There are just too many things that could be discussed for one review – how parents view their children and vice versa; the relationship between Circe and her sister Pasiphae or her brother Aeetes; how Daedalus affects Circe; Medea; Penelope, Telemachus, and Odysseus; power dynamics; transformations of a multitude variety. Like the Greek myths themselves, you could probably write a dissertation about the ways to interpret this novel, how the characters influence each other and the world around them, gender roles and expectations, or the role of choice and fate. I loved this book, and I love strong women, and strong women figuring out that they are strong is just the best.

I haven’t even gotten into the sheer beauty of Miller’s writing style. I think I will have to do a separate post just with my favorite lines from the book.

In any case, this is very highly recommended and an excellent way to get a ton of Greek mythology without reading the source material, if that isn’t really your thing. Though everyone should read The Iliad and The Odyssey at least once in their life.

Priestess of Ishana

Priestess of Ishana by Judith Starkston

I read it as an: ARC, finished as a paperback

Source: from the author, and I bought a copy for my own collection

Length: 453 pp

Publisher: Bronze Age Books

Year: 2018

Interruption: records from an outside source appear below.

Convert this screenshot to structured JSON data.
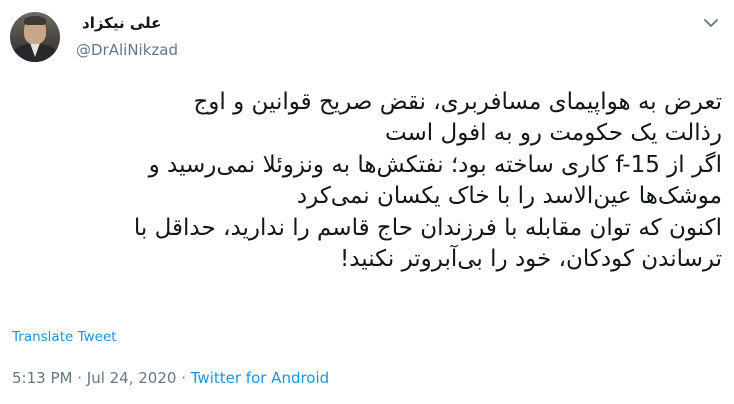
{
  "tweet": {
    "author_name": "علی نیکزاد",
    "author_handle": "@DrAliNikzad",
    "body_lines": [
      "تعرض به هواپیمای مسافربری، نقض صریح قوانین و اوج",
      "رذالت یک حکومت رو به افول است",
      "اگر از f-15 کاری ساخته بود؛ نفتکش‌ها به ونزوئلا نمی‌رسید و",
      "موشک‌ها عین‌الاسد را با خاک یکسان نمی‌کرد",
      "اکنون که توان مقابله با فرزندان حاج قاسم را ندارید، حداقل با",
      "ترساندن کودکان، خود را بی‌آبروتر نکنید!"
    ],
    "translate_label": "Translate Tweet",
    "time": "5:13 PM",
    "separator": " · ",
    "date": "Jul 24, 2020",
    "source": "Twitter for Android"
  },
  "icons": {
    "avatar": "profile-photo",
    "menu": "chevron-down-icon"
  },
  "colors": {
    "text": "#14171a",
    "secondary": "#657786",
    "link": "#1b95e0"
  }
}
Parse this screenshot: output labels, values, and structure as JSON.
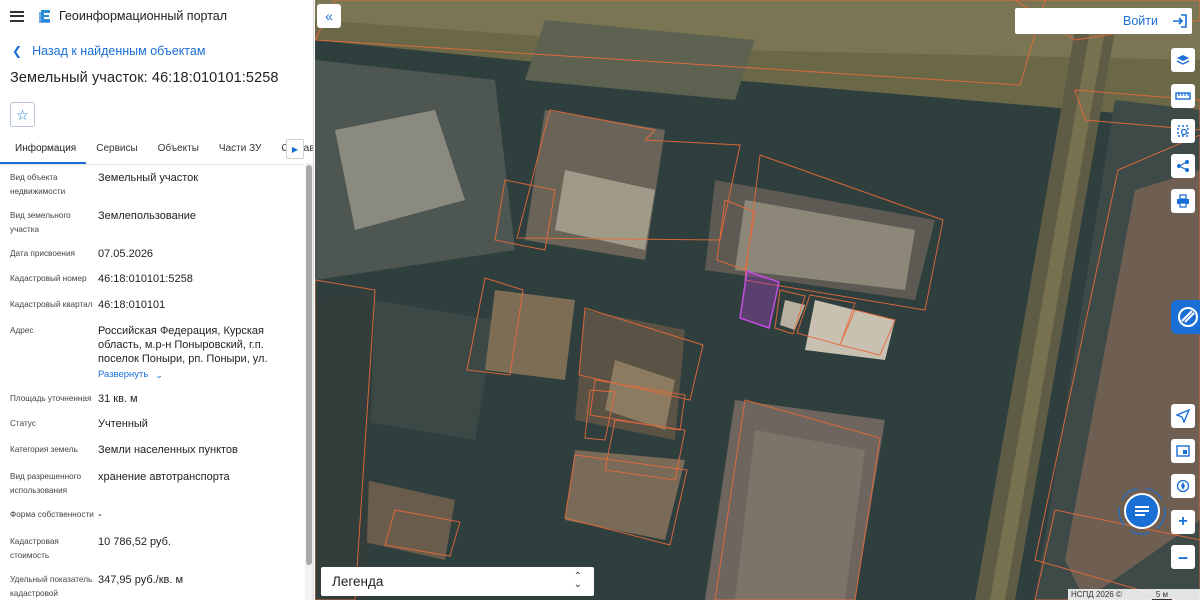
{
  "app": {
    "title": "Геоинформационный портал"
  },
  "back": {
    "label": "Назад к найденным объектам"
  },
  "object": {
    "title": "Земельный участок: 46:18:010101:5258"
  },
  "tabs": [
    "Информация",
    "Сервисы",
    "Объекты",
    "Части ЗУ",
    "Состав"
  ],
  "properties": [
    {
      "label": "Вид объекта недвижимости",
      "value": "Земельный участок"
    },
    {
      "label": "Вид земельного участка",
      "value": "Землепользование"
    },
    {
      "label": "Дата присвоения",
      "value": "07.05.2026"
    },
    {
      "label": "Кадастровый номер",
      "value": "46:18:010101:5258"
    },
    {
      "label": "Кадастровый квартал",
      "value": "46:18:010101"
    },
    {
      "label": "Адрес",
      "value": "Российская Федерация, Курская область, м.р-н Поныровский, г.п. поселок Поныри, рп. Поныри, ул.",
      "expand": "Развернуть"
    },
    {
      "label": "Площадь уточненная",
      "value": "31 кв. м"
    },
    {
      "label": "Статус",
      "value": "Учтенный"
    },
    {
      "label": "Категория земель",
      "value": "Земли населенных пунктов"
    },
    {
      "label": "Вид разрешенного использования",
      "value": "хранение автотранспорта"
    },
    {
      "label": "Форма собственности",
      "value": "-"
    },
    {
      "label": "Кадастровая стоимость",
      "value": "10 786,52 руб."
    },
    {
      "label": "Удельный показатель кадастровой",
      "value": "347,95 руб./кв. м"
    }
  ],
  "map": {
    "login_label": "Войти",
    "legend_label": "Легенда",
    "attribution": "НСПД 2026 ©",
    "scale_label": "5 м",
    "tools": [
      "layers-icon",
      "ruler-icon",
      "select-area-icon",
      "share-icon",
      "print-icon",
      "geolocation-icon",
      "minimap-icon",
      "compass-icon",
      "zoom-in-icon",
      "zoom-out-icon"
    ]
  },
  "colors": {
    "accent": "#1a6fd6",
    "parcel_border": "#e86a3a",
    "selected_parcel": "#b040c8"
  }
}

Tesha is the 15 year old high priestess of the goddess Ishana, a deity of war and love. Her duties and devotion to the goddess are strong and she carries out her role faithfully at the temple, believing she knows her life’s role. Until one day, two shepherds discover the charred remains of a man’s body in a cave, who had been killed by sorcery, a crime punishable by death. When the Great King’s younger brother, Hattu, arrives to Tesha’s city to deliver a great treasure to the temple as a sign of his devotion to Ishana, he is arrested for the murder of the man in the cave. Tesha and her blind sister, Daniti, are convinced that Hattu is innocent, but their father, Pentip, the Grand Votary and High Priest, believes otherwise. Acting against her father, Tesha meticulously searches for the truth that will set Hattu, with whom she shares an inexplicable bond and visions, free of his prison and save him from execution at his own brother’s command.

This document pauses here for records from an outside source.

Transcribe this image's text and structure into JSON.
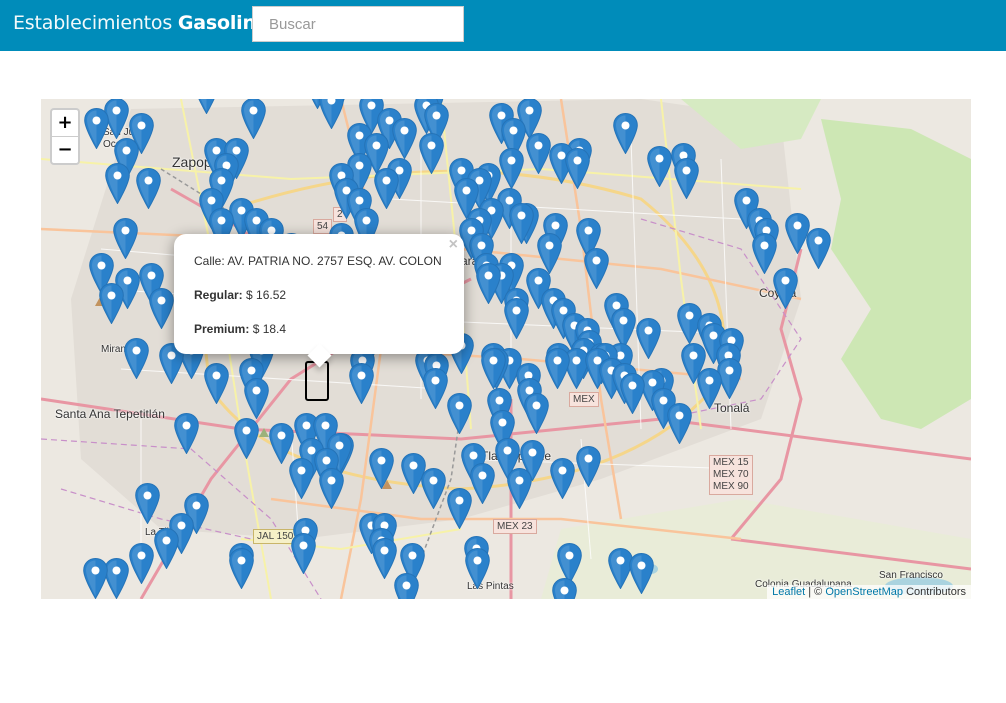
{
  "navbar": {
    "brand_light": "Establecimientos",
    "brand_bold": "Gasolina",
    "search_placeholder": "Buscar"
  },
  "map": {
    "zoom_in": "+",
    "zoom_out": "−",
    "attribution": {
      "leaflet": "Leaflet",
      "separator": "| ©",
      "osm": "OpenStreetMap",
      "contributors": "Contributors"
    },
    "place_labels": {
      "zapopan": "Zapopan",
      "san_juan": "San Juan",
      "ocotan": "Ocotán",
      "miramar": "Miramar",
      "santa_ana": "Santa Ana Tepetitlán",
      "la_tijera": "La Tijera",
      "tlaquepaque": "Tlaquepaque",
      "las_pintas": "Las Pintas",
      "tonala": "Tonalá",
      "coyula": "Coyula",
      "colonia_guadalupana": "Colonia Guadalupana",
      "san_francisco": "San Francisco",
      "guadalajara_fragment": "ara"
    },
    "road_shields": {
      "jal150": "JAL 150",
      "mex23": "MEX 23",
      "mex_fragment": "MEX",
      "mex_stack": [
        "MEX 15",
        "MEX 70",
        "MEX 90"
      ],
      "mex54": "54",
      "mex2": "2"
    }
  },
  "popup": {
    "close": "×",
    "address_label": "Calle:",
    "address_value": "AV. PATRIA NO. 2757 ESQ. AV. COLON",
    "regular_label": "Regular:",
    "regular_value": "$ 16.52",
    "premium_label": "Premium:",
    "premium_value": "$ 18.4"
  },
  "colors": {
    "navbar": "#008cba",
    "marker": "#2a81cb",
    "marker_dark": "#2573b7"
  }
}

You guys. YOU GUYS! This novel is Hittite historical fantasy! Let me say that again:

HITTITE. HISTORICAL. FANTASY!

This is exactly the historical fantasy novel you were looking for to round out your 2018 reading! The world building is intricate and painstakingly drawn, which is always pleasing. The pacing has a nice blend of faster action sequences combined with complex (but not convoluted) politics and religious rites. Each character has depth and personality, some of whom you love to hate. I thought Tesha in particular was a complex person, a woman in her own right who had some power as a respected priestess, but who was also a woman in a very different and much earlier society who adhered to some patriarchal rules. It was fascinating to see her carry out her duties as well as her investigation within the scope of the limits her society imposed upon her.

The excellent author’s note at the end gives further insight into both the creation of the novel itself as well as the Hittites. I think a lot of people don’t know about the Hittites at all, or else only what is mentioned about them in the Bible. But their civilization was enormous and they had a ton of influence on the ancient world. They were literally lost to the sands of time and were only relatively recently rediscovered. There is still a lot we can learn about them, and frankly, learning history by way of well written fantasy novels isn’t a bad way to go. I think Judith Starkston has struck on a totally unique niche within the historical fantasy genre, and I can’t wait to see what she comes up with in her next installation in the series!

**A slightly different, probably longer and better version of this review will also be posted at the very awesome book review site Discovering Diamonds. You should go check them out.